[Data in this exercise]
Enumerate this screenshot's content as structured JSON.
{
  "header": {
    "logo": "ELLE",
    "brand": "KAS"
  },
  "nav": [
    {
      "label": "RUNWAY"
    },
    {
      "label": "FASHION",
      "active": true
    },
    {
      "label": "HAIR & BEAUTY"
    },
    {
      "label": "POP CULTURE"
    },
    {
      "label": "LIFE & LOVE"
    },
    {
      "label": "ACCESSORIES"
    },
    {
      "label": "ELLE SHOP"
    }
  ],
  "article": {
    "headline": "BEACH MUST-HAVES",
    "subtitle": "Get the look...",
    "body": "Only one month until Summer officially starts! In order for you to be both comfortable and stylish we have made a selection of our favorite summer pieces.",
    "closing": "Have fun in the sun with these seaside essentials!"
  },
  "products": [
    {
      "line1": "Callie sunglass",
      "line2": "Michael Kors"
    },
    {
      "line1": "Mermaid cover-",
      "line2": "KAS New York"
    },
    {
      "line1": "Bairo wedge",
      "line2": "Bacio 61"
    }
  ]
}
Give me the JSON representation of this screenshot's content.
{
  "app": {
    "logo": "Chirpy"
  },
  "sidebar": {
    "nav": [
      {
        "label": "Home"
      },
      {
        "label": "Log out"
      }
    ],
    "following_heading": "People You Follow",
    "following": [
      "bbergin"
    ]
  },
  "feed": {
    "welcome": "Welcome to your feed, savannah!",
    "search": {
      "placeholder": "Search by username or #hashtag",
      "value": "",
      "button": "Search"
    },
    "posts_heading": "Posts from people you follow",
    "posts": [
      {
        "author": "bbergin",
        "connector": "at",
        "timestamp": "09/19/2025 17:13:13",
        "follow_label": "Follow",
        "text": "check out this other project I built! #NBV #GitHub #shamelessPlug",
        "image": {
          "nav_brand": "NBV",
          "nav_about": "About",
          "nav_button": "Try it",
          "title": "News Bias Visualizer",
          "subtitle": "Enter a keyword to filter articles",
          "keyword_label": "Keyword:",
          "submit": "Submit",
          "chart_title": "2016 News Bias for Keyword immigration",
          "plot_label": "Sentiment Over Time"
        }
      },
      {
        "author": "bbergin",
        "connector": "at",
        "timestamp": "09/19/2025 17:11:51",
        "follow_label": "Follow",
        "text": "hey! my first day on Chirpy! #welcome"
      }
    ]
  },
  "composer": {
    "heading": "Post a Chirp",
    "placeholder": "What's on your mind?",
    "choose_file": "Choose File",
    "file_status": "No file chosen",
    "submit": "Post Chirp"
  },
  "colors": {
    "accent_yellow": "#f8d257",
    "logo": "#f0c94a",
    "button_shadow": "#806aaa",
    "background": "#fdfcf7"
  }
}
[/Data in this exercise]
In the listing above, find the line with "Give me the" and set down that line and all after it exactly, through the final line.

Give me the JSON representation of this screenshot's content.
{
  "app": {
    "logo": "Chirpy"
  },
  "sidebar": {
    "nav": [
      {
        "label": "Home"
      },
      {
        "label": "Log out"
      }
    ],
    "following_heading": "People You Follow",
    "following": [
      "bbergin"
    ]
  },
  "feed": {
    "welcome": "Welcome to your feed, savannah!",
    "search": {
      "placeholder": "Search by username or #hashtag",
      "value": "",
      "button": "Search"
    },
    "posts_heading": "Posts from people you follow",
    "posts": [
      {
        "author": "bbergin",
        "connector": "at",
        "timestamp": "09/19/2025 17:13:13",
        "follow_label": "Follow",
        "text": "check out this other project I built! #NBV #GitHub #shamelessPlug",
        "image": {
          "nav_brand": "NBV",
          "nav_about": "About",
          "nav_button": "Try it",
          "title": "News Bias Visualizer",
          "subtitle": "Enter a keyword to filter articles",
          "keyword_label": "Keyword:",
          "submit": "Submit",
          "chart_title": "2016 News Bias for Keyword immigration",
          "plot_label": "Sentiment Over Time"
        }
      },
      {
        "author": "bbergin",
        "connector": "at",
        "timestamp": "09/19/2025 17:11:51",
        "follow_label": "Follow",
        "text": "hey! my first day on Chirpy! #welcome"
      }
    ]
  },
  "composer": {
    "heading": "Post a Chirp",
    "placeholder": "What's on your mind?",
    "choose_file": "Choose File",
    "file_status": "No file chosen",
    "submit": "Post Chirp"
  },
  "colors": {
    "accent_yellow": "#f8d257",
    "logo": "#f0c94a",
    "button_shadow": "#806aaa",
    "background": "#fdfcf7"
  }
}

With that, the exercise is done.